Data records for software interfaces
-------

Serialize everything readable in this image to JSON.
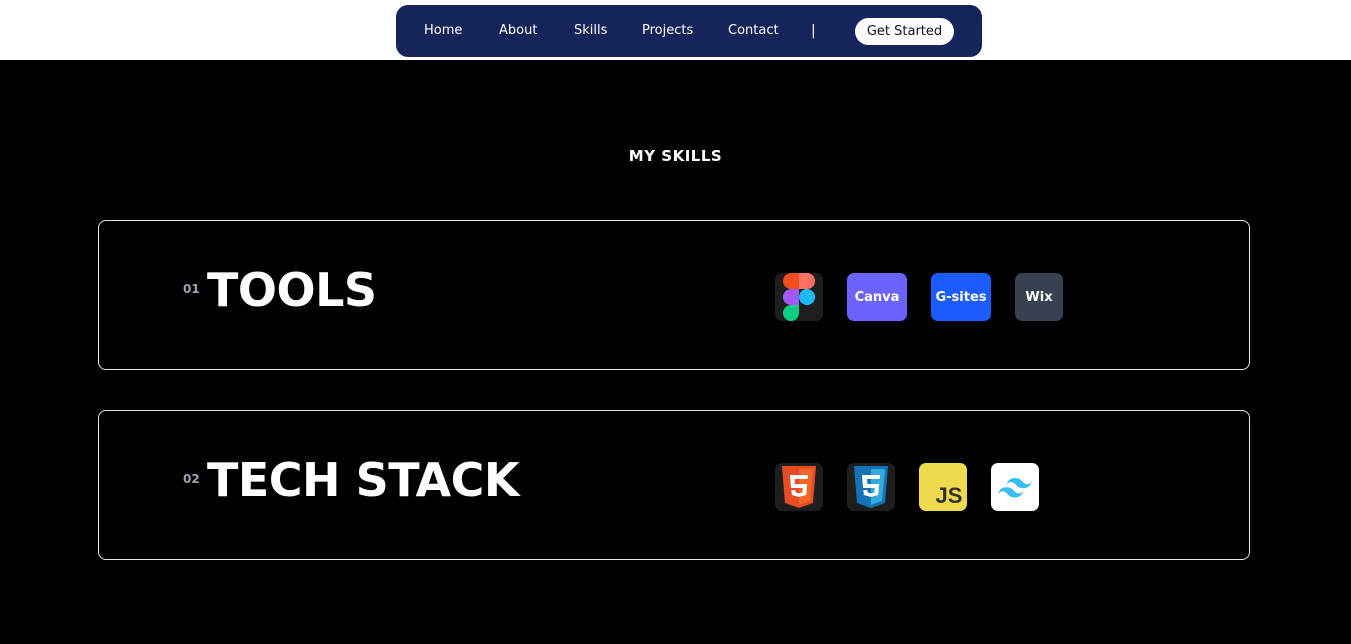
{
  "nav": {
    "links": [
      "Home",
      "About",
      "Skills",
      "Projects",
      "Contact"
    ],
    "separator": "|",
    "cta": "Get Started"
  },
  "skills": {
    "title": "MY SKILLS",
    "cards": [
      {
        "number": "01",
        "heading": "TOOLS",
        "items": [
          {
            "label": "",
            "icon": "figma-icon",
            "bg": "#1e1e1e"
          },
          {
            "label": "Canva",
            "icon": "canva-icon",
            "bg": "#6c63ff"
          },
          {
            "label": "G-sites",
            "icon": "google-sites-icon",
            "bg": "#1a5cff"
          },
          {
            "label": "Wix",
            "icon": "wix-icon",
            "bg": "#374151"
          }
        ]
      },
      {
        "number": "02",
        "heading": "TECH STACK",
        "items": [
          {
            "label": "",
            "icon": "html5-icon",
            "bg": "#1e1e1e"
          },
          {
            "label": "",
            "icon": "css3-icon",
            "bg": "#1e1e1e"
          },
          {
            "label": "",
            "icon": "javascript-icon",
            "bg": "#f0db4f"
          },
          {
            "label": "",
            "icon": "tailwind-icon",
            "bg": "#ffffff"
          }
        ]
      }
    ]
  },
  "colors": {
    "nav_bg": "#15245a",
    "page_bg": "#000000",
    "accent_html": "#e44d26",
    "accent_css": "#1572b6",
    "accent_tailwind": "#38bdf8"
  }
}
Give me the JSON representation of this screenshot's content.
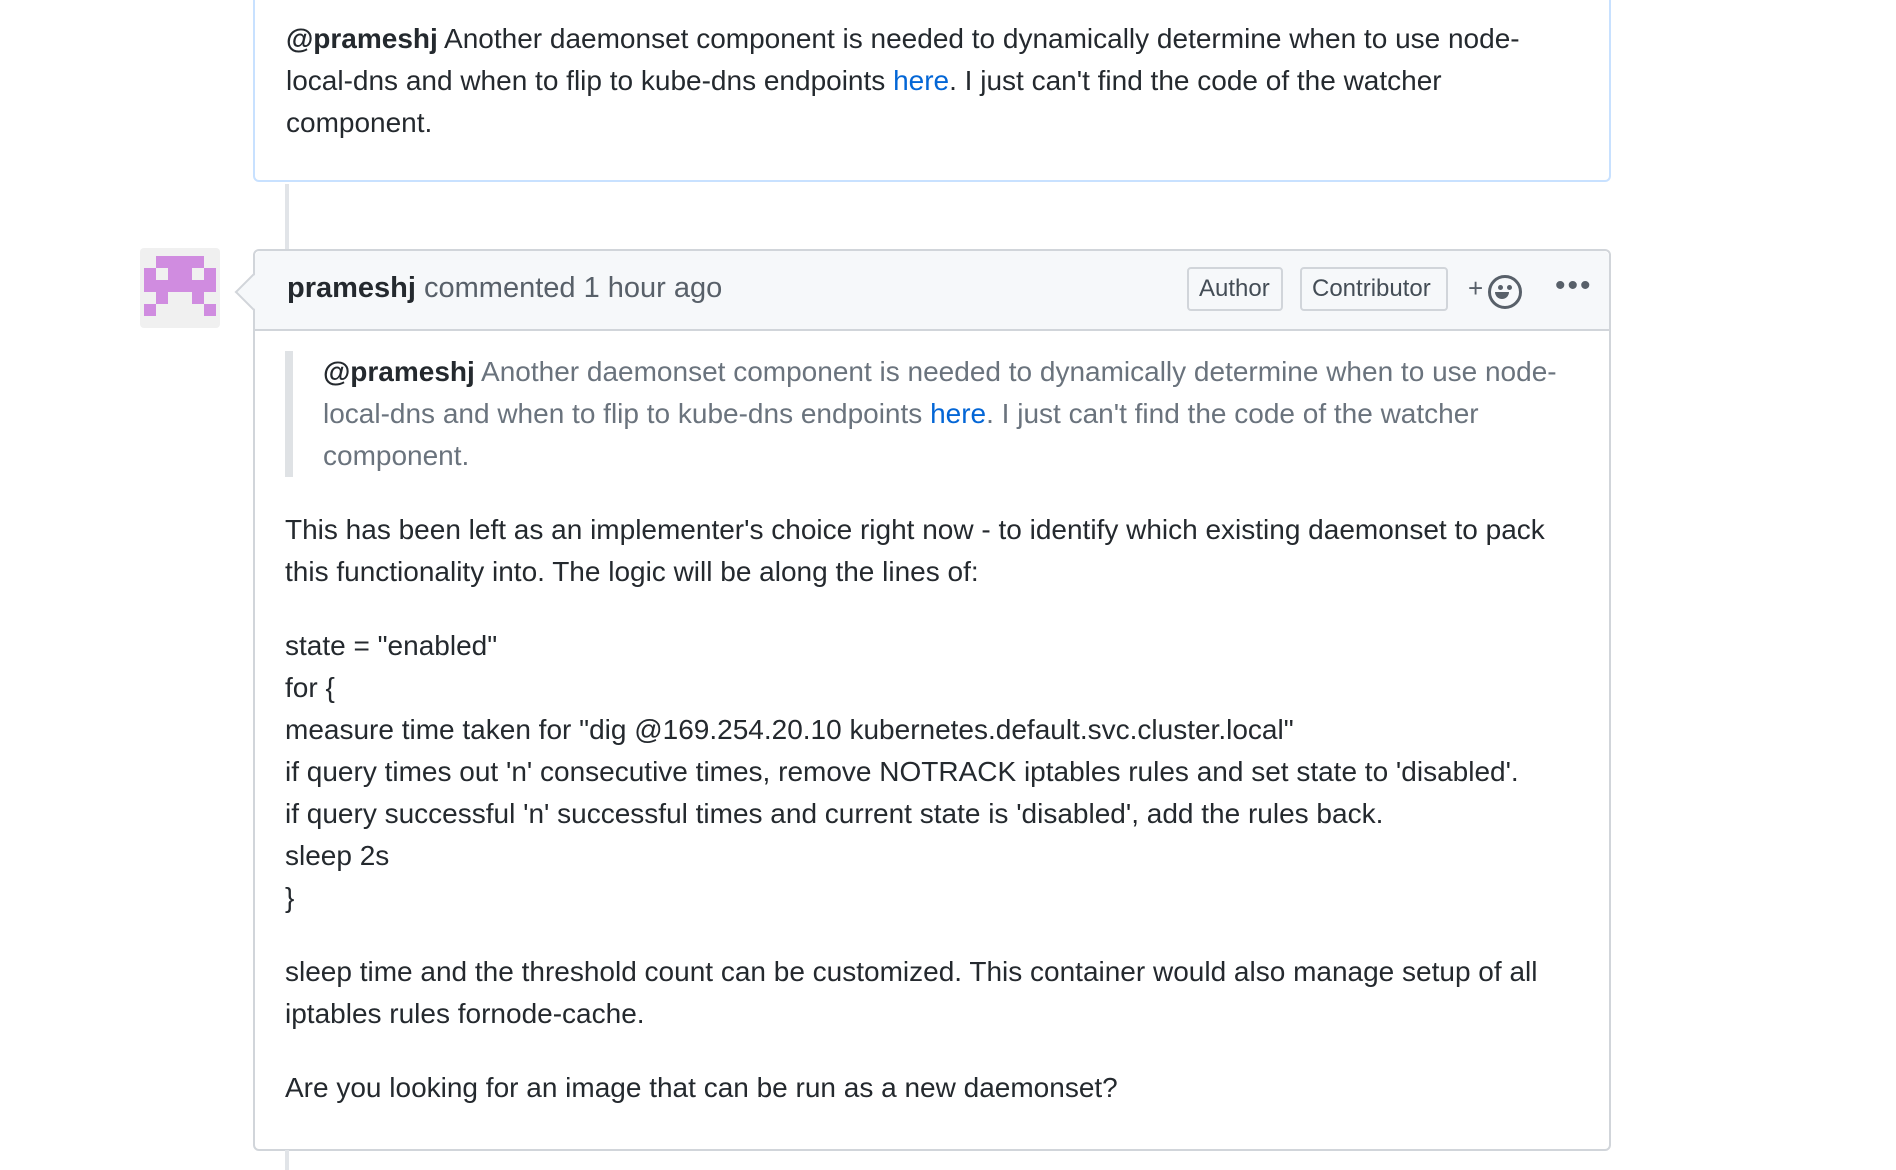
{
  "previous_comment": {
    "mention": "@prameshj",
    "text_before_link": " Another daemonset component is needed to dynamically determine when to use node-local-dns and when to flip to kube-dns endpoints ",
    "link_text": "here",
    "text_after_link": ". I just can't find the code of the watcher component."
  },
  "comment": {
    "author": "prameshj",
    "action": " commented ",
    "time": "1 hour ago",
    "badges": [
      "Author",
      "Contributor"
    ],
    "reaction_plus": "+",
    "menu_icon": "kebab-horizontal-icon",
    "quote": {
      "mention": "@prameshj",
      "text_before_link": " Another daemonset component is needed to dynamically determine when to use node-local-dns and when to flip to kube-dns endpoints ",
      "link_text": "here",
      "text_after_link": ". I just can't find the code of the watcher component."
    },
    "paragraph1": "This has been left as an implementer's choice right now - to identify which existing daemonset to pack this functionality into. The logic will be along the lines of:",
    "code_lines": [
      "state = \"enabled\"",
      "for {",
      "measure time taken for \"dig @169.254.20.10 kubernetes.default.svc.cluster.local\"",
      "if query times out 'n' consecutive times, remove NOTRACK iptables rules and set state to 'disabled'.",
      "if query successful 'n' successful times and current state is 'disabled', add the rules back.",
      "sleep 2s",
      "}"
    ],
    "paragraph2": "sleep time and the threshold count can be customized. This container would also manage setup of all iptables rules fornode-cache.",
    "paragraph3": "Are you looking for an image that can be run as a new daemonset?"
  },
  "colors": {
    "link": "#0366d6",
    "avatar": "#d08ce0",
    "border": "#d1d5da",
    "prev_border": "#c8e1ff"
  }
}
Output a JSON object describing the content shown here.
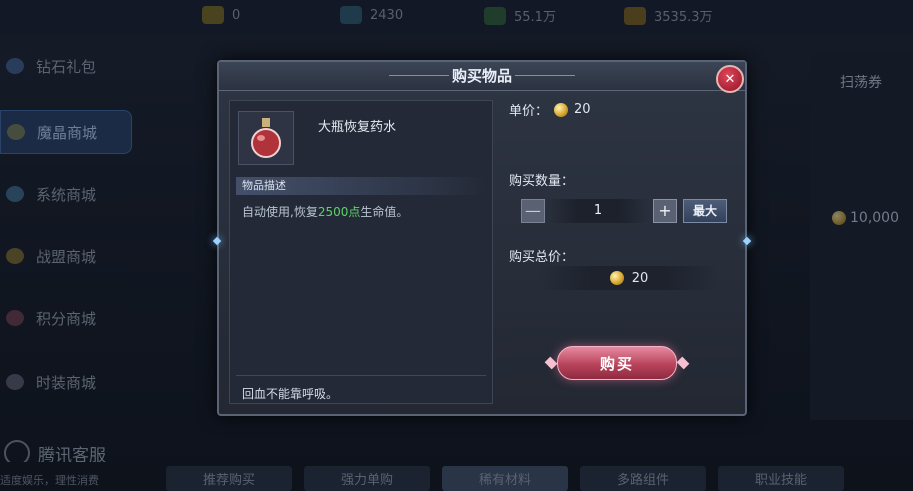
{
  "currencies": [
    {
      "icon": "gold-diamond-icon",
      "value": "0"
    },
    {
      "icon": "blue-diamond-icon",
      "value": "2430"
    },
    {
      "icon": "gem-stack-icon",
      "value": "55.1万"
    },
    {
      "icon": "gold-ingot-icon",
      "value": "3535.3万"
    }
  ],
  "sidebar": {
    "items": [
      {
        "label": "钻石礼包"
      },
      {
        "label": "魔晶商城"
      },
      {
        "label": "系统商城"
      },
      {
        "label": "战盟商城"
      },
      {
        "label": "积分商城"
      },
      {
        "label": "时装商城"
      }
    ]
  },
  "right_panel": {
    "title": "扫荡券",
    "price": "10,000"
  },
  "customer_service": "腾讯客服",
  "notice": "适度娱乐，理性消费",
  "bottom_tabs": [
    "推荐购买",
    "强力单购",
    "稀有材料",
    "多路组件",
    "职业技能"
  ],
  "dialog": {
    "title": "购买物品",
    "close_icon": "close-icon",
    "item": {
      "name": "大瓶恢复药水",
      "icon": "red-potion-flask-icon",
      "desc_header": "物品描述",
      "desc_prefix": "自动使用,恢复",
      "desc_highlight": "2500点",
      "desc_suffix": "生命值。",
      "note": "回血不能靠呼吸。"
    },
    "unit_price_label": "单价：",
    "unit_price": "20",
    "qty_label": "购买数量：",
    "quantity": "1",
    "minus_symbol": "—",
    "plus_symbol": "+",
    "max_label": "最大",
    "total_label": "购买总价：",
    "total_price": "20",
    "buy_label": "购买"
  },
  "colors": {
    "highlight_green": "#5fd36a",
    "buy_button": "#b8435c",
    "coin_gold": "#d8a832"
  }
}
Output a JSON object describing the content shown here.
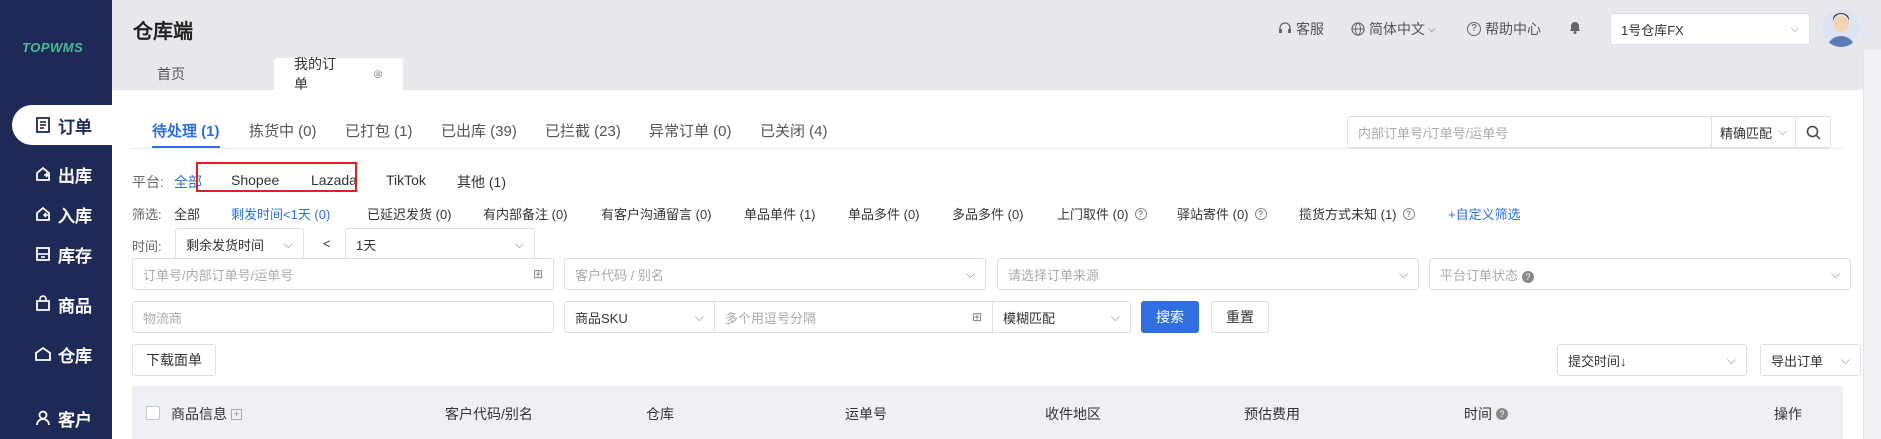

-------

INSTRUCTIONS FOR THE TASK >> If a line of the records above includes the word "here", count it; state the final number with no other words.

EXERCISE ANSWER >> 4